One of the most remarkable aspects of IF is its ability to initiate cellular repair processes, including autophagy. Autophagy is the body's way of cleaning out damaged cells and regenerating newer, healthier ones. This process is crucial for cellular health and longevity. During fasting, cells initiate this cleaning process, which may contribute to the reduction of inflammation and protection against various diseases, including cancer and neurodegenerative disorders.
- Weight Management and Metabolic Health:
IF is widely recognized for its role in weight management. By reducing calorie intake and altering hormone levels, IF can facilitate weight loss and improve metabolic health. It increases the levels of norepinephrine, a neurotransmitter that can boost metabolism, leading to more calories burned and a reduction in body fat.

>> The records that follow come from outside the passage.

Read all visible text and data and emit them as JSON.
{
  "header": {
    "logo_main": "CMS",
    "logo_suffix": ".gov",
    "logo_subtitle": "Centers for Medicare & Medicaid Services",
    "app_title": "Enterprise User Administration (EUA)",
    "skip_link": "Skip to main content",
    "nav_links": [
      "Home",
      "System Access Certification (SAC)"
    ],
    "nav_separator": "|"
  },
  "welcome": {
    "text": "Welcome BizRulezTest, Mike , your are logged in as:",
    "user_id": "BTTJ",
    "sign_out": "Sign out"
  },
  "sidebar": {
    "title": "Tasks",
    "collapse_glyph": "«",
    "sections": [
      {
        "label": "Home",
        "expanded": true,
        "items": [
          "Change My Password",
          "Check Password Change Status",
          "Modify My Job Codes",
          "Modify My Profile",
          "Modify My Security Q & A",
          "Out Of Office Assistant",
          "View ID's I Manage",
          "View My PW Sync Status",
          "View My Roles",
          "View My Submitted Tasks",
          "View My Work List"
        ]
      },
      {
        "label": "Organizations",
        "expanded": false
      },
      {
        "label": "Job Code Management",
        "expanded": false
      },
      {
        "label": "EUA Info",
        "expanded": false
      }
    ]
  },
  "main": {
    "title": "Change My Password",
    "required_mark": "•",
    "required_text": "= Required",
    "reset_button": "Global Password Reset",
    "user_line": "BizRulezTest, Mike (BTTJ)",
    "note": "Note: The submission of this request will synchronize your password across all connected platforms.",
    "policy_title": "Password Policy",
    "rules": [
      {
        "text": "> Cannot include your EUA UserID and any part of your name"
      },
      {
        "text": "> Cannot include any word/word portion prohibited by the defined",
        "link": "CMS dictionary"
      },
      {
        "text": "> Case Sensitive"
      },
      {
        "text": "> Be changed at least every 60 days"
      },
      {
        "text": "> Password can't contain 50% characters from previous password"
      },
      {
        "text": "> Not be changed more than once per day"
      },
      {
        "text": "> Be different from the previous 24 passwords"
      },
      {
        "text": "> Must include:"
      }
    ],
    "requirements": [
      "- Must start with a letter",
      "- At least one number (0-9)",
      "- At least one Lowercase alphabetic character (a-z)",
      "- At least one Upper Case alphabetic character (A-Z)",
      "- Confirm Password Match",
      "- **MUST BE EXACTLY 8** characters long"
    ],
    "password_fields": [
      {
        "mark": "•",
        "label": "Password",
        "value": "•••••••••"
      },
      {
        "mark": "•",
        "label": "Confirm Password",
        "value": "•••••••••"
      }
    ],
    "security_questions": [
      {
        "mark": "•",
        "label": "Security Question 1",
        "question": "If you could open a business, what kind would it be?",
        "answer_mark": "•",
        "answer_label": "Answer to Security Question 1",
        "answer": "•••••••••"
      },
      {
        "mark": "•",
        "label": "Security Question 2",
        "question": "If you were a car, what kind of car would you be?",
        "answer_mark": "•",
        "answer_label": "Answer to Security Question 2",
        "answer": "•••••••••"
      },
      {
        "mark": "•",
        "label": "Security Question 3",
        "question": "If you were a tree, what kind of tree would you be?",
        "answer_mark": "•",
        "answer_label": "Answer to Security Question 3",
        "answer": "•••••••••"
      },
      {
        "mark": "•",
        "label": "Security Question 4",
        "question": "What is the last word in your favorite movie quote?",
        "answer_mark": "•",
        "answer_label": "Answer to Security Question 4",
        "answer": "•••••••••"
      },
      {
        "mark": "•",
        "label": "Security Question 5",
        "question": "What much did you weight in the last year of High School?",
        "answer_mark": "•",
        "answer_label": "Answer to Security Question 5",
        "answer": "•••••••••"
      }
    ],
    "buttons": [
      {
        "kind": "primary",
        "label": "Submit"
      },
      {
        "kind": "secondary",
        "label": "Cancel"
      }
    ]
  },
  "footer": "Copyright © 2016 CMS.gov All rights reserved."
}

Moreover, IF can improve insulin sensitivity, making it a potential dietary pattern for managing or preventing type 2 diabetes.
- Hormonal Balance and Growth Factor Regulation:
Fasting influences several key hormones related to growth and metabolism, including insulin, leptin, and human growth hormone (HGH). Lower insulin levels during fasting enhance fat burning, while increased HGH levels aid in preserving muscle mass and initiating fat loss. Furthermore, changes in leptin levels, a hormone responsible for signaling satiety, can lead to a more effective control of appetite and food intake.
- Psychological and Behavioral Benefits:
Apart from the physiological benefits, IF may offer psychological and lifestyle advantages. It simplifies meal planning, reduces the time and money spent on eating, and can contribute to a sense of psychological well-being. The practice of self-control and discipline in sticking to an IF regimen can also spill over into other areas of life, promoting a more mindful and health-conscious lifestyle.
- Inflammation and Aging:
Chronic inflammation is a common thread in many age-related diseases. IF has been shown to reduce markers of inflammation, suggesting a potential mechanism through which it may slow down the aging process and reduce the risk of age-associated diseases.
In conclusion, the clockwork of longevity, as influenced by intermittent fasting, is a complex interplay of genetic, metabolic, and behavioral factors. While the scientific community continues to unravel the intricate mechanisms behind IF and its impact on health and longevity, it's clear that this dietary approach holds significant promise. However, it's crucial to approach IF with a personalized plan, considering individual health conditions and lifestyle factors, and ideally under the guidance of healthcare professionals. As the body of evidence grows, so does the potential for IF to be integrated into strategies aimed at promoting health, preventing disease, and potentially extending the human lifespan.